Cardiotoxicity in Trastuzumab-Treated Breast Cancer Patients

November 15, 2013

Two studies indicate that older women with trastuzumab-treated breast cancer and those who undergo radiation to the left chest wall may be at risk for increased rates of cardiotoxicity.

Two recently published studies add to the literature detailing the cardiotoxicity associated with the use of trastuzumab in treating HER2-positive breast cancer. The two studies indicated that older women with trastuzumab-treated breast cancer and those who undergo radiation to the left chest wall may be at risk for increased rates of cardiotoxicity.

In the first study, published in the Journal of Clinical Oncology, Mariana Chavez-MacGregor, MD, of the University of Texas MD Anderson Cancer Center, and colleagues found that the rate of trastuzumab-related congestive heart failure found in older patients with breast cancer from Medicare databases was higher than that typically reported in clinical trials.

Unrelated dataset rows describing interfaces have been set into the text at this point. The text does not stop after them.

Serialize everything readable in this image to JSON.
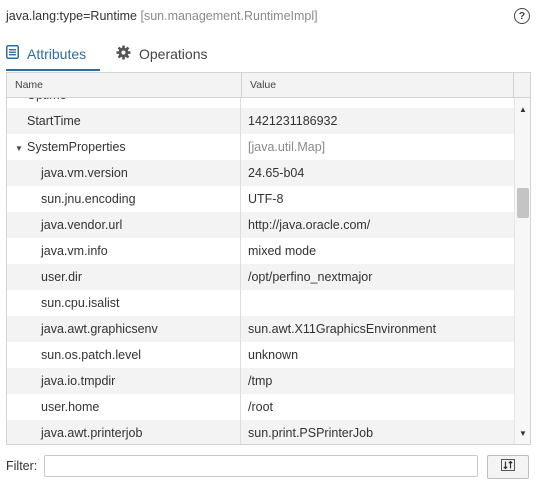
{
  "header": {
    "title": "java.lang:type=Runtime",
    "subtitle": "[sun.management.RuntimeImpl]",
    "help_icon": "help-circle-icon"
  },
  "tabs": [
    {
      "label": "Attributes",
      "icon": "list-icon",
      "active": true
    },
    {
      "label": "Operations",
      "icon": "gear-icon",
      "active": false
    }
  ],
  "table": {
    "columns": [
      "Name",
      "Value"
    ],
    "rows": [
      {
        "name": "Uptime",
        "value": "",
        "indent": 1
      },
      {
        "name": "StartTime",
        "value": "1421231186932",
        "indent": 1
      },
      {
        "name": "SystemProperties",
        "value": "[java.util.Map]",
        "indent": 1,
        "expanded": true
      },
      {
        "name": "java.vm.version",
        "value": "24.65-b04",
        "indent": 2
      },
      {
        "name": "sun.jnu.encoding",
        "value": "UTF-8",
        "indent": 2
      },
      {
        "name": "java.vendor.url",
        "value": "http://java.oracle.com/",
        "indent": 2
      },
      {
        "name": "java.vm.info",
        "value": "mixed mode",
        "indent": 2
      },
      {
        "name": "user.dir",
        "value": "/opt/perfino_nextmajor",
        "indent": 2
      },
      {
        "name": "sun.cpu.isalist",
        "value": "",
        "indent": 2
      },
      {
        "name": "java.awt.graphicsenv",
        "value": "sun.awt.X11GraphicsEnvironment",
        "indent": 2
      },
      {
        "name": "sun.os.patch.level",
        "value": "unknown",
        "indent": 2
      },
      {
        "name": "java.io.tmpdir",
        "value": "/tmp",
        "indent": 2
      },
      {
        "name": "user.home",
        "value": "/root",
        "indent": 2
      },
      {
        "name": "java.awt.printerjob",
        "value": "sun.print.PSPrinterJob",
        "indent": 2
      },
      {
        "name": "",
        "value": "",
        "indent": 2
      }
    ]
  },
  "filter": {
    "label": "Filter:",
    "value": "",
    "placeholder": "",
    "button_icon": "sort-icon"
  },
  "colors": {
    "accent": "#2e6da4",
    "alt_row": "#f3f3f3",
    "muted_text": "#8a8a8a"
  }
}
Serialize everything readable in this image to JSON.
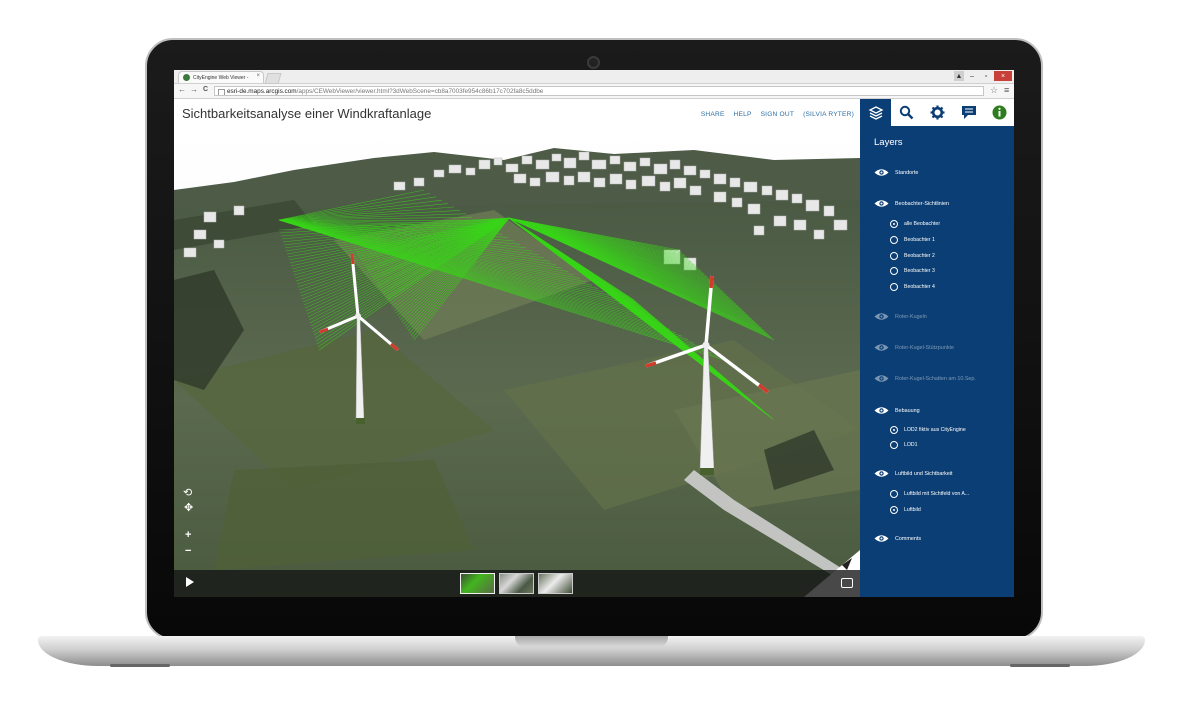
{
  "browser": {
    "tab_title": "CityEngine Web Viewer - ",
    "tab_close": "×",
    "url_domain": "esri-de.maps.arcgis.com",
    "url_path": "/apps/CEWebViewer/viewer.html?3dWebScene=cb8a7003fe954c86b17c702fa8c5ddbe",
    "back": "←",
    "forward": "→",
    "reload": "C",
    "bookmark_star": "☆",
    "menu": "≡",
    "minimize": "–",
    "restore": "▫",
    "close": "×"
  },
  "app": {
    "title": "Sichtbarkeitsanalyse einer Windkraftanlage",
    "header_links": [
      "SHARE",
      "HELP",
      "SIGN OUT",
      "(SILVIA RYTER)"
    ]
  },
  "toolbar": {
    "icons": [
      "layers-icon",
      "search-icon",
      "gear-icon",
      "comment-icon",
      "info-icon"
    ],
    "active": "layers-icon",
    "accent": "#0b3e74"
  },
  "panel": {
    "title": "Layers",
    "layers": [
      {
        "label": "Standorte",
        "enabled": true,
        "options": []
      },
      {
        "label": "Beobachter-Sichtlinien",
        "enabled": true,
        "options": [
          {
            "label": "alle Beobachter",
            "selected": true
          },
          {
            "label": "Beobachter 1",
            "selected": false
          },
          {
            "label": "Beobachter 2",
            "selected": false
          },
          {
            "label": "Beobachter 3",
            "selected": false
          },
          {
            "label": "Beobachter 4",
            "selected": false
          }
        ]
      },
      {
        "label": "Roter-Kugeln",
        "enabled": false,
        "options": []
      },
      {
        "label": "Roter-Kugel-Stützpunkte",
        "enabled": false,
        "options": []
      },
      {
        "label": "Roter-Kugel-Schatten am 10.Sep.",
        "enabled": false,
        "options": []
      },
      {
        "label": "Bebauung",
        "enabled": true,
        "options": [
          {
            "label": "LOD2 fiktiv aus CityEngine",
            "selected": true
          },
          {
            "label": "LOD1",
            "selected": false
          }
        ]
      },
      {
        "label": "Luftbild und Sichtbarkeit",
        "enabled": true,
        "options": [
          {
            "label": "Luftbild mit Sichtfeld von A...",
            "selected": false
          },
          {
            "label": "Luftbild",
            "selected": true
          }
        ]
      },
      {
        "label": "Comments",
        "enabled": true,
        "options": []
      }
    ]
  },
  "scene": {
    "sightline_color": "#39d61a",
    "thumbnails": [
      "thumbnail-1",
      "thumbnail-2",
      "thumbnail-3"
    ],
    "active_thumbnail": 0,
    "nav_controls": {
      "rotate": "⟲",
      "pan": "✥",
      "zoom_in": "+",
      "zoom_out": "−"
    }
  }
}
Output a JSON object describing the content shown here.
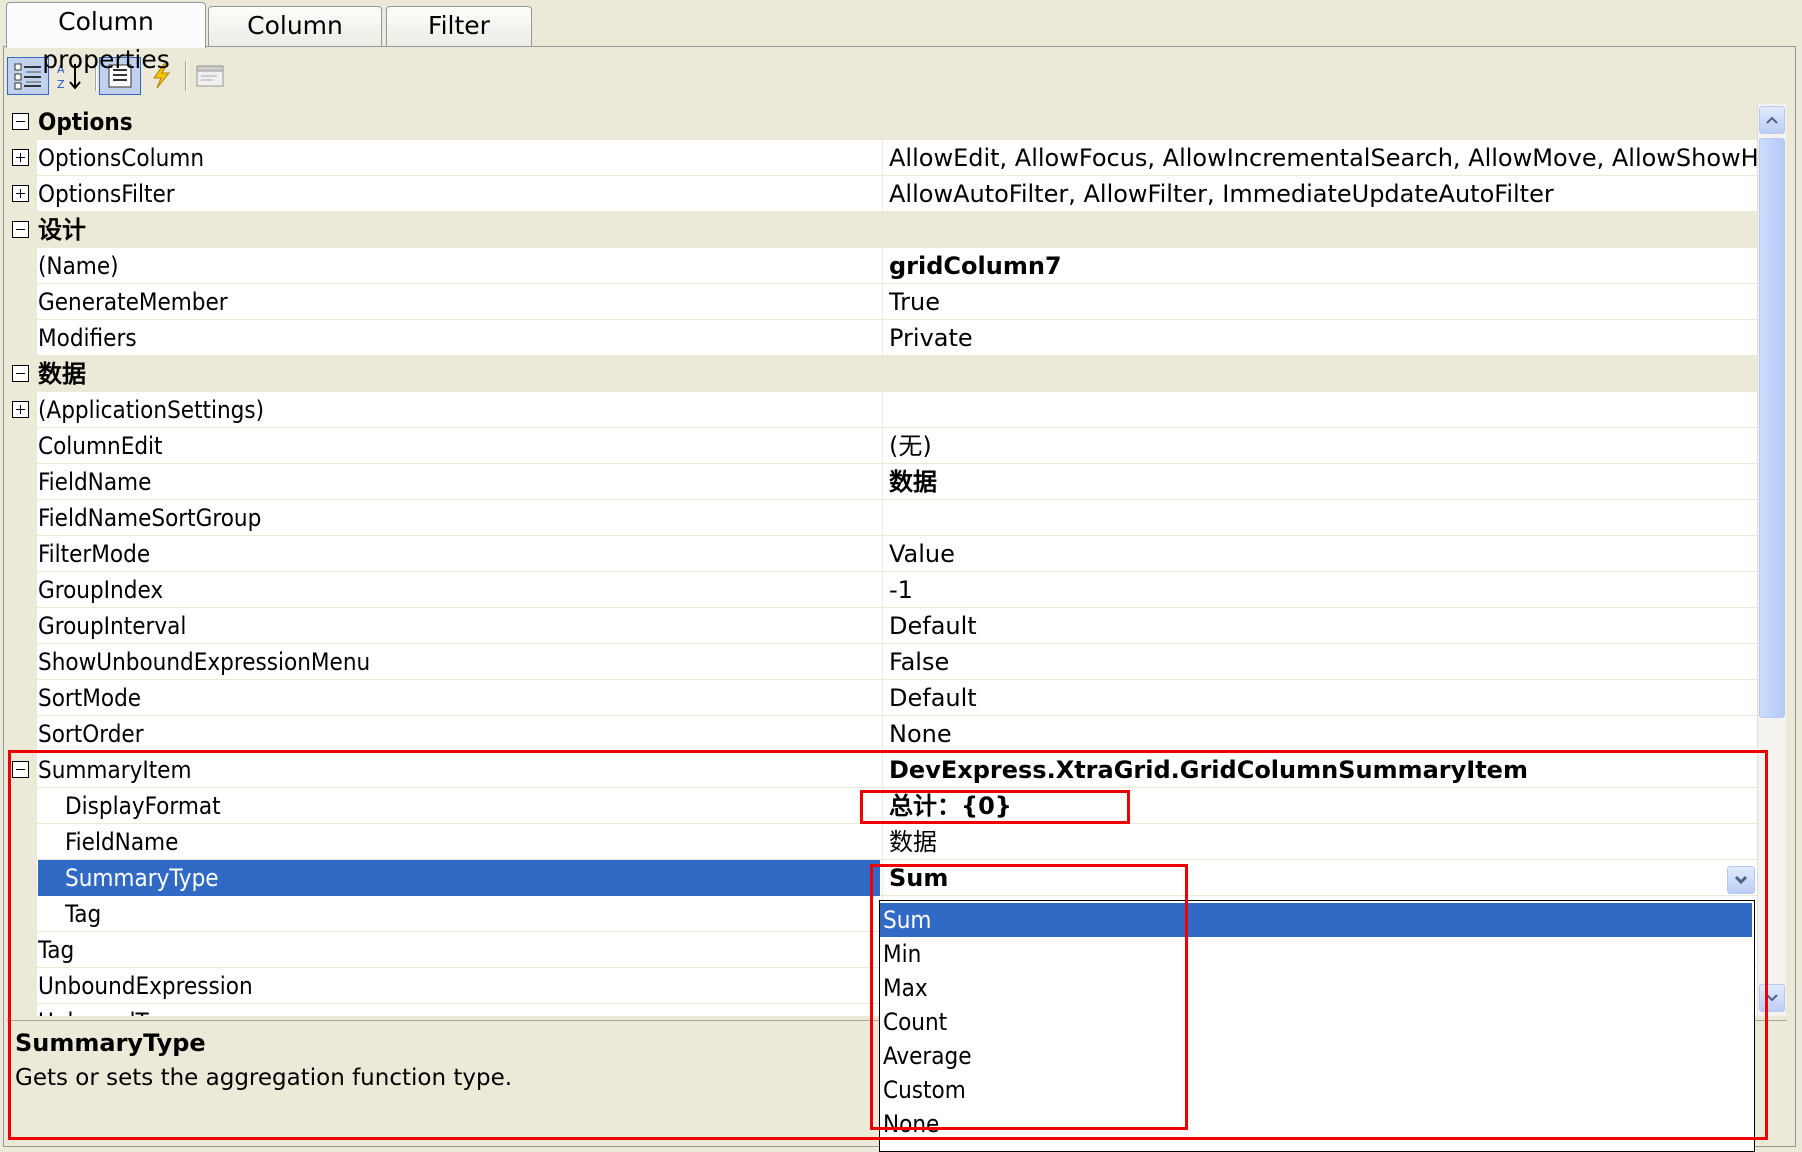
{
  "tabs": [
    {
      "label": "Column properties",
      "active": true
    },
    {
      "label": "Column options",
      "active": false
    },
    {
      "label": "Filter options",
      "active": false
    }
  ],
  "toolbar": {
    "buttons": [
      "categorized-icon",
      "alphabetical-icon",
      "properties-icon",
      "events-icon",
      "property-pages-icon"
    ]
  },
  "grid": {
    "rows": [
      {
        "type": "category",
        "expander": "minus",
        "name": "Options",
        "value": ""
      },
      {
        "type": "prop",
        "expander": "plus",
        "name": "OptionsColumn",
        "value": "AllowEdit, AllowFocus, AllowIncrementalSearch, AllowMove, AllowShowHide, All"
      },
      {
        "type": "prop",
        "expander": "plus",
        "name": "OptionsFilter",
        "value": "AllowAutoFilter, AllowFilter, ImmediateUpdateAutoFilter"
      },
      {
        "type": "category",
        "expander": "minus",
        "name": "设计",
        "value": ""
      },
      {
        "type": "prop",
        "name": "(Name)",
        "value": "gridColumn7",
        "bold": true
      },
      {
        "type": "prop",
        "name": "GenerateMember",
        "value": "True"
      },
      {
        "type": "prop",
        "name": "Modifiers",
        "value": "Private"
      },
      {
        "type": "category",
        "expander": "minus",
        "name": "数据",
        "value": ""
      },
      {
        "type": "prop",
        "expander": "plus",
        "name": "(ApplicationSettings)",
        "value": ""
      },
      {
        "type": "prop",
        "name": "ColumnEdit",
        "value": "(无)"
      },
      {
        "type": "prop",
        "name": "FieldName",
        "value": "数据",
        "bold": true
      },
      {
        "type": "prop",
        "name": "FieldNameSortGroup",
        "value": ""
      },
      {
        "type": "prop",
        "name": "FilterMode",
        "value": "Value"
      },
      {
        "type": "prop",
        "name": "GroupIndex",
        "value": "-1"
      },
      {
        "type": "prop",
        "name": "GroupInterval",
        "value": "Default"
      },
      {
        "type": "prop",
        "name": "ShowUnboundExpressionMenu",
        "value": "False"
      },
      {
        "type": "prop",
        "name": "SortMode",
        "value": "Default"
      },
      {
        "type": "prop",
        "name": "SortOrder",
        "value": "None"
      },
      {
        "type": "prop",
        "expander": "minus",
        "name": "SummaryItem",
        "value": "DevExpress.XtraGrid.GridColumnSummaryItem",
        "bold": true
      },
      {
        "type": "prop",
        "indent": true,
        "name": "DisplayFormat",
        "value": "总计：{0}",
        "bold": true
      },
      {
        "type": "prop",
        "indent": true,
        "name": "FieldName",
        "value": "数据"
      },
      {
        "type": "prop",
        "indent": true,
        "name": "SummaryType",
        "value": "Sum",
        "bold": true,
        "selected": true
      },
      {
        "type": "prop",
        "indent": true,
        "name": "Tag",
        "value": ""
      },
      {
        "type": "prop",
        "name": "Tag",
        "value": ""
      },
      {
        "type": "prop",
        "name": "UnboundExpression",
        "value": ""
      },
      {
        "type": "prop",
        "name": "UnboundType",
        "value": ""
      }
    ]
  },
  "dropdown": {
    "options": [
      "Sum",
      "Min",
      "Max",
      "Count",
      "Average",
      "Custom",
      "None"
    ],
    "selected": "Sum"
  },
  "description": {
    "title": "SummaryType",
    "text": "Gets or sets the aggregation function type."
  },
  "annotations": {
    "color": "#e00000"
  },
  "colors": {
    "selection": "#316ac5",
    "category": "#ece9d8"
  }
}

“Among older patients, the rate of congestive heart failure are higher than among young and healthier patients with breast cancer, and as physicians, we should be aware of such increased risk so congestive heart failure can be identified and treated in a timely manner,” the researchers wrote. “Our study provides real-world information that will be useful for clinicians when discussing the risk and benefits of breast cancer therapy among older patient with breast cancer.”

Chavez-MacGregor and colleagues conducted a retrospective analysis of 2,203 women aged 66 years or older with trastuzumab-treated breast cancer taken from the SEER-Medicare and Texas Cancer Registry-Medicare database. All women were diagnosed between 2005 and 2009. The median age of the cohort was 71 years.

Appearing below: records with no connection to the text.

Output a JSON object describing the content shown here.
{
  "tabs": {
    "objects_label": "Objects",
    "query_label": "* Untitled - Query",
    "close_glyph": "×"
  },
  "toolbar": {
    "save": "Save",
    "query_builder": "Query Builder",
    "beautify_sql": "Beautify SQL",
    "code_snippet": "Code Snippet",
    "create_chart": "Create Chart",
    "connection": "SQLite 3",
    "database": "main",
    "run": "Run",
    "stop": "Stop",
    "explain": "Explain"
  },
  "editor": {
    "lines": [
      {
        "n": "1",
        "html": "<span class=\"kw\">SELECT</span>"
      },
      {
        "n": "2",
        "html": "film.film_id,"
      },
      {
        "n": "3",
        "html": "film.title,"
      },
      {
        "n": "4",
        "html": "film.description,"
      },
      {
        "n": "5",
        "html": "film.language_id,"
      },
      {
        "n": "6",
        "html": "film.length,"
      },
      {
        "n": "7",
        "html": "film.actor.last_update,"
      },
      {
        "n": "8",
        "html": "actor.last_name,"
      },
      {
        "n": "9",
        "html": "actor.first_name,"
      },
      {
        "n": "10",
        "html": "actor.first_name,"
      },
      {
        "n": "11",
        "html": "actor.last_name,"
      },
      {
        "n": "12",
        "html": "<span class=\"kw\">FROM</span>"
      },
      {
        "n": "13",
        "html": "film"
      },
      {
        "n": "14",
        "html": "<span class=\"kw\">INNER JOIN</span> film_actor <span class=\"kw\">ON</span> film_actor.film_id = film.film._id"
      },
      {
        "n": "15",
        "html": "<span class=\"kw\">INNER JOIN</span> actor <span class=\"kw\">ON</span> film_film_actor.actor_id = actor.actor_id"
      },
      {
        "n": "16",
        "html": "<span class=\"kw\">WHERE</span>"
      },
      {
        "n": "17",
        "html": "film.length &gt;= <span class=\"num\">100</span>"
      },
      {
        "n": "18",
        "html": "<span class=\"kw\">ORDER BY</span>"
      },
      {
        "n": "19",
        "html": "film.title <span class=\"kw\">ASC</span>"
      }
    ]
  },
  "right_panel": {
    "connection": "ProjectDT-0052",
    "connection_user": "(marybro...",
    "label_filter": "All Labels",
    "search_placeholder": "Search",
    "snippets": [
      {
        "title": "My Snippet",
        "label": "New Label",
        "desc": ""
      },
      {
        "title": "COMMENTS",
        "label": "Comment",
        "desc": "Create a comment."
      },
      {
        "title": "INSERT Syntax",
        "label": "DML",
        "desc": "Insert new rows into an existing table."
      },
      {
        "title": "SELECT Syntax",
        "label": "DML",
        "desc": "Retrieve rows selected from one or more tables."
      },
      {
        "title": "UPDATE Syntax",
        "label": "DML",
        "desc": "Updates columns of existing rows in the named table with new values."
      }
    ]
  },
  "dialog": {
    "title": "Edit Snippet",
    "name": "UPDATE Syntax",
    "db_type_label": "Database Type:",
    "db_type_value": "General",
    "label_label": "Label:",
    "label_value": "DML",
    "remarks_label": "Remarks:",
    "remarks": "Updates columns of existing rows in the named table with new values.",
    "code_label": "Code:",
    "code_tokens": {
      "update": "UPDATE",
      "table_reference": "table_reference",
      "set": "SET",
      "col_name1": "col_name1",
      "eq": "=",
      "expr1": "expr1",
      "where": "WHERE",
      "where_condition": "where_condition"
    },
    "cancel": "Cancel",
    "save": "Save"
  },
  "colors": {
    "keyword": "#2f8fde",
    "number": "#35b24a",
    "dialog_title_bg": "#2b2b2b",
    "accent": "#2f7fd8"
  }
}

Data indicated that congestive heart failure occurred in 29.4% of women assigned trastuzumab compared with 18.9% of women who were not (P < .001). In all, trastuzumab users had an almost twofold increased risk for congestive heart failure (HR = 1.95; 95% CI, 1.75-2.17).

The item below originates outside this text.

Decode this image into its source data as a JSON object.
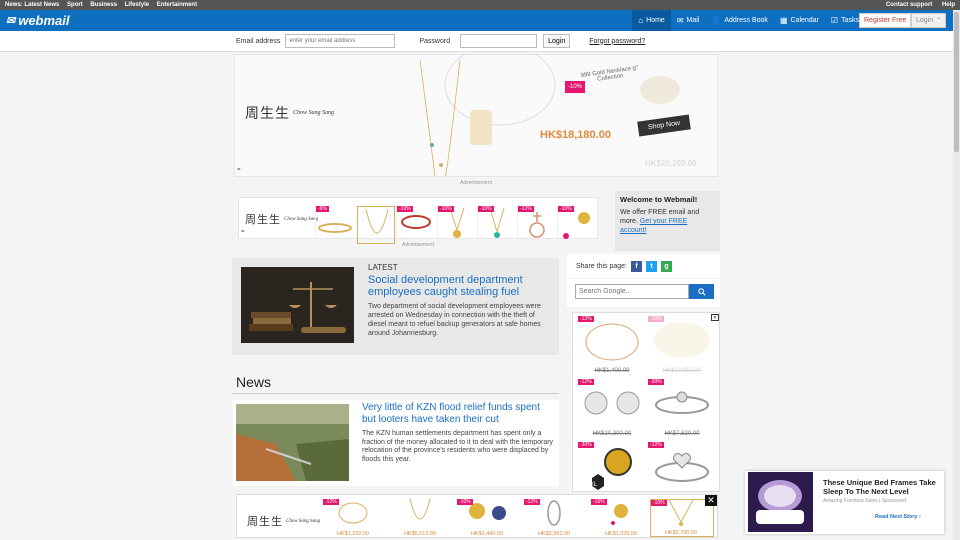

In addition, the researchers found that patients older than 80 years (HR = 1.53; 95% CI, 1.16-2.10), those with coronary artery disease (HR = 1.82; 95% CI, 1.34-2.48), and those with hypertension (HR = 1.24; 95% CI, 1.02-1.50) had an increased risk for congestive heart failure.

The second study was a retrospective study of 124 patients with early breast cancer assigned to treatment with chemotherapy and trastuzumab between 2005 and 2010. The study was published in Breast Cancer Research and Treatment.

In it, researchers recorded cardiac events occurring after treatment with trastuzumab, defined as a reduction in left ventricular ejection fraction of more than 10% for a baseline echocardiography. The median age of patients in this study was 51 years.

Overall, 21% of patients in the study had a cardiac event, and 7% of patients had to discontinue treatment with trastuzumab. The majority of patients in the study were treated with anthracycline-cyclophosphamide. At baseline the mean left ventricular ejection fraction was 64.29% compared with 61.97% during trastuzumab treatment (P < .001).

Although trastuzumab loading dose did not affect the occurrence of cardiac events, left chest wall radiation did.

“The presence of any cardiac risk factor caused a trend toward increased risk, not statistically significant,” the researchers wrote. “No connection was found between possible cardioprotective drugs and reduced rates of toxicity.”